Dataset items
******

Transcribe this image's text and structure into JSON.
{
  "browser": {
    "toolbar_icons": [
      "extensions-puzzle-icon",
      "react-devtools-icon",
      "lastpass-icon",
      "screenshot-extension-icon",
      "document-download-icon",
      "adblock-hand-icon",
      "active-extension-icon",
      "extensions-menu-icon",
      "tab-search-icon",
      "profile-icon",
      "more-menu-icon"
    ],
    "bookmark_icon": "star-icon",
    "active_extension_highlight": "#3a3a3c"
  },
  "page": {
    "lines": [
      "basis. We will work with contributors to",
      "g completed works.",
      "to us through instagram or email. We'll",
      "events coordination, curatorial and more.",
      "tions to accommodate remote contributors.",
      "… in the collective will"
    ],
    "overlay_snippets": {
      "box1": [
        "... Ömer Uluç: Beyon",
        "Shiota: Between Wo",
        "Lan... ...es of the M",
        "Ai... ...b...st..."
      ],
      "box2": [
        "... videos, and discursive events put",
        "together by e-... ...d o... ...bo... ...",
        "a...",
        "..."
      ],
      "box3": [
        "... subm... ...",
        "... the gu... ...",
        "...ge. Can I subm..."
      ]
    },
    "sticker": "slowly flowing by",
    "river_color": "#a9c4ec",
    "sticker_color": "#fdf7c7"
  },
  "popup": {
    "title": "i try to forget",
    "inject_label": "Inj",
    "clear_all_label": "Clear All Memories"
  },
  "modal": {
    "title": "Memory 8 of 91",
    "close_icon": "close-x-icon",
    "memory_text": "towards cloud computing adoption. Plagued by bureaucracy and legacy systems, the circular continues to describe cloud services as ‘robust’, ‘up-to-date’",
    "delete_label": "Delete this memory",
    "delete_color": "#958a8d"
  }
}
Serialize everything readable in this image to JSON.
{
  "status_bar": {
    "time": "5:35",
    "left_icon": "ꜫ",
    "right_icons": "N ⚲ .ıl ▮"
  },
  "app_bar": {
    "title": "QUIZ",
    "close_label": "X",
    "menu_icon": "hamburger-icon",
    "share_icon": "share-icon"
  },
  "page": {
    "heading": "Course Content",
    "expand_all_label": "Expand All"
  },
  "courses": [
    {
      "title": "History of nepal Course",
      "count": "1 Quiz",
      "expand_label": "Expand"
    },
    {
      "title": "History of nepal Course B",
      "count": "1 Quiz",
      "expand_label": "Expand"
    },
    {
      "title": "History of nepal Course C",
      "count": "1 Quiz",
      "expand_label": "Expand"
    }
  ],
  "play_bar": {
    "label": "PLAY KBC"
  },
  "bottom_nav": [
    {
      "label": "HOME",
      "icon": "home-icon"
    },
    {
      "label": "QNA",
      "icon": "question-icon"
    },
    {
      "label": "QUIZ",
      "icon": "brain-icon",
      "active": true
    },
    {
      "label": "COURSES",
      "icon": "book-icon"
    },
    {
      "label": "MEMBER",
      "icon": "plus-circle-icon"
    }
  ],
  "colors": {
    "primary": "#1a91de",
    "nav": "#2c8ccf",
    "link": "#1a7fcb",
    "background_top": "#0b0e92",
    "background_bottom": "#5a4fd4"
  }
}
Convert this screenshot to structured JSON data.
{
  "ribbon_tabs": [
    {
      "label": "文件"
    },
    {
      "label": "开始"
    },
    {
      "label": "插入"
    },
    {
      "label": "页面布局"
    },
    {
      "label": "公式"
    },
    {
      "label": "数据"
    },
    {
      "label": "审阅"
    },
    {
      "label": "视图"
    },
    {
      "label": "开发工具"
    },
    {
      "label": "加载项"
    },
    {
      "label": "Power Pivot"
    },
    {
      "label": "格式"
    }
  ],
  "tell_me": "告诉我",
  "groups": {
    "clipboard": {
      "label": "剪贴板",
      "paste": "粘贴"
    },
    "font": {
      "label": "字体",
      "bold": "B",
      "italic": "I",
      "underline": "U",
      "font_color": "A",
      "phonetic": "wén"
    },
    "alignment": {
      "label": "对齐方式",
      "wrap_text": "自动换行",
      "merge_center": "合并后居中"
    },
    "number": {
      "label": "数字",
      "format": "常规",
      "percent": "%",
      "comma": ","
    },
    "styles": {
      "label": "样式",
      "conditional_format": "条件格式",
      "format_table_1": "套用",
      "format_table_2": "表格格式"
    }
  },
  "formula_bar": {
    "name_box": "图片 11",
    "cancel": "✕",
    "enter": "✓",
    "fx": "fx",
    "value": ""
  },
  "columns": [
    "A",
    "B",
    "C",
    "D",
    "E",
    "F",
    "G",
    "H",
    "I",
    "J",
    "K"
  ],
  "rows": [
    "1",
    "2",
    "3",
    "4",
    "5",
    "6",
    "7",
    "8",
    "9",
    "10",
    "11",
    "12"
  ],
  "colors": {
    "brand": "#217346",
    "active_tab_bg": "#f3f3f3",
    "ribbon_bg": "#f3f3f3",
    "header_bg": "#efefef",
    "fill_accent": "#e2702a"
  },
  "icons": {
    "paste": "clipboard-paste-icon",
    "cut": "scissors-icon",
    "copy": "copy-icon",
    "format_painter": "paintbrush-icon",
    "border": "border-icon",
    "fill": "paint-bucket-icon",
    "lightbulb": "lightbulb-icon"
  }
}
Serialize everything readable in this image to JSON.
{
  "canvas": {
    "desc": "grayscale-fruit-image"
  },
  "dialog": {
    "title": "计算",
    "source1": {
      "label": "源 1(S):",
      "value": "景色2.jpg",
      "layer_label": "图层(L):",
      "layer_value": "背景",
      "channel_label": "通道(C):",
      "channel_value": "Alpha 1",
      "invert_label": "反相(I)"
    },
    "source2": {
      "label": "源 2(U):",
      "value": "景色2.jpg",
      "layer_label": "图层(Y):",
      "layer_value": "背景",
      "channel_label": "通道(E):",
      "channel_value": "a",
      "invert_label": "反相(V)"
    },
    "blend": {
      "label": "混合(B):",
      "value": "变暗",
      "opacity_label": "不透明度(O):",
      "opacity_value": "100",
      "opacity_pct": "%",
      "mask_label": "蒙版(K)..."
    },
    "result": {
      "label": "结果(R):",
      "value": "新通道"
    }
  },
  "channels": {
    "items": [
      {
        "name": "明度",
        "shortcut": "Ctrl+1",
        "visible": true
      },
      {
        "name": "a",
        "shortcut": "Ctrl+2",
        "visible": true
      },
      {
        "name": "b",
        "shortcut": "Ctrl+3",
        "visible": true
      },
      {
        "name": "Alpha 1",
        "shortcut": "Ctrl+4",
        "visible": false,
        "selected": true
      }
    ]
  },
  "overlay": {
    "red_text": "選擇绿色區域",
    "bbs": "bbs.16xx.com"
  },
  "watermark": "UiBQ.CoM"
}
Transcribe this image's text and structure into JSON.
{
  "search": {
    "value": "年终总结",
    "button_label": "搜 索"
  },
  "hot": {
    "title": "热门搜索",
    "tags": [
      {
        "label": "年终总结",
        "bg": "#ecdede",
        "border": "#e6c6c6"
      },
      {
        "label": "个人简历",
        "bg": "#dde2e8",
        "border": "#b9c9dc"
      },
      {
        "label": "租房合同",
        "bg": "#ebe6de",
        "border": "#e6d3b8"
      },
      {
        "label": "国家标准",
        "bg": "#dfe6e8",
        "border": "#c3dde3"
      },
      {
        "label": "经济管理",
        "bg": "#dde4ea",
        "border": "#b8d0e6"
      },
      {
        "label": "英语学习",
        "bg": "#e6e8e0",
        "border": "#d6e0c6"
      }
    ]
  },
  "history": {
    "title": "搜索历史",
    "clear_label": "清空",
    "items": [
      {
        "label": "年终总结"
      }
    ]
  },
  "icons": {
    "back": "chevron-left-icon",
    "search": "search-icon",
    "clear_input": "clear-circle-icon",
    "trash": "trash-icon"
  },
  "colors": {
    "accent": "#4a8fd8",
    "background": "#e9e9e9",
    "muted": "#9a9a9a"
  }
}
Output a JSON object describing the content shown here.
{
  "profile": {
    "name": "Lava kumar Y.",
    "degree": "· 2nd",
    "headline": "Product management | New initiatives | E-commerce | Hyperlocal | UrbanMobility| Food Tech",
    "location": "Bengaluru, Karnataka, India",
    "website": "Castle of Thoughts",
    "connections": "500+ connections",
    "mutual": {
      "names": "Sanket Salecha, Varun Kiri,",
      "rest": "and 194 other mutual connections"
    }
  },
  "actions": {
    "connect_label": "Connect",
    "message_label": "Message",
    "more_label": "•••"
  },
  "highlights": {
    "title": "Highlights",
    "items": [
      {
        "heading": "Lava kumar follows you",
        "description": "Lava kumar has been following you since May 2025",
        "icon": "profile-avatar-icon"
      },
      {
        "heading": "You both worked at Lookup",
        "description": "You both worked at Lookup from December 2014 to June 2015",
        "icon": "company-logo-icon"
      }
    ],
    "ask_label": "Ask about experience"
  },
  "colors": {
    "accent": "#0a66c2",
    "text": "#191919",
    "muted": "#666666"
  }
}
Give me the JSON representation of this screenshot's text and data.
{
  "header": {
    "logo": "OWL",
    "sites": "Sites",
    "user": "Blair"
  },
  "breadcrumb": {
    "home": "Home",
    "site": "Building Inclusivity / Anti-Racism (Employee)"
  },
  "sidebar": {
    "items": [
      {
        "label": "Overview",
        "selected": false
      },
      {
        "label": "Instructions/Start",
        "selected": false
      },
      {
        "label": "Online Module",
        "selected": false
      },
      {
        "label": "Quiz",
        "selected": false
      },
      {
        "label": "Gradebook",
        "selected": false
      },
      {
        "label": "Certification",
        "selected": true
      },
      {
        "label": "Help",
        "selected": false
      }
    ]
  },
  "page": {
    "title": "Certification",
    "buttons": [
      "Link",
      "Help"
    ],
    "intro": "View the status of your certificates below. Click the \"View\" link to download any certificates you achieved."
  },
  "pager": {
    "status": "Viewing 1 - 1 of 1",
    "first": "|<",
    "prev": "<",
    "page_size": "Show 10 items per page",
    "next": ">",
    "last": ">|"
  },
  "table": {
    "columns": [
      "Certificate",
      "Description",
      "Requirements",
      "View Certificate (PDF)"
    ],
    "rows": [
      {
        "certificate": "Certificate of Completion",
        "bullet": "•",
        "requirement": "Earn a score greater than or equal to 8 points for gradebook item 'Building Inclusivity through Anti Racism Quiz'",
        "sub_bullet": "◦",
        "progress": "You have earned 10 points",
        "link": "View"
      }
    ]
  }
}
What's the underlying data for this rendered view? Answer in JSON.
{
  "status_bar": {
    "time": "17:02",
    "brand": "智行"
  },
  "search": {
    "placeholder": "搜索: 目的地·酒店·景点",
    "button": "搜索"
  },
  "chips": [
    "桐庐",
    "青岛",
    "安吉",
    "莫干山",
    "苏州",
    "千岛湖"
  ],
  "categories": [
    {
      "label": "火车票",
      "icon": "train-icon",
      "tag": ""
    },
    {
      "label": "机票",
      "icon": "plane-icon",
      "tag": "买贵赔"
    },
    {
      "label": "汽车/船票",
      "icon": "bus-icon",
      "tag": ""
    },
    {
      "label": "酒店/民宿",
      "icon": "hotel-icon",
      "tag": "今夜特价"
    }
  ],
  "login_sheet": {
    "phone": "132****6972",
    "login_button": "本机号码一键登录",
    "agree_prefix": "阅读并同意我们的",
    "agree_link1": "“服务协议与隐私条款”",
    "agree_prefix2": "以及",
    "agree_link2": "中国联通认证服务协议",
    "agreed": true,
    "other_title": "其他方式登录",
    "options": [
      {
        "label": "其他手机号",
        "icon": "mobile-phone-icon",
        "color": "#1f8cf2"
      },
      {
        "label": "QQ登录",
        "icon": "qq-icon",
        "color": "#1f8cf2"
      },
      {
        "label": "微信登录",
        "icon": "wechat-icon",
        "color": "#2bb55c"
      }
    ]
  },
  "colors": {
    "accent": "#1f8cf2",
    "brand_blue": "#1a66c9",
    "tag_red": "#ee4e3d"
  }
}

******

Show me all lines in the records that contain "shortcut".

        "shortcut": "Ctrl+1",
        "shortcut": "Ctrl+2",
        "shortcut": "Ctrl+3",
        "shortcut": "Ctrl+4",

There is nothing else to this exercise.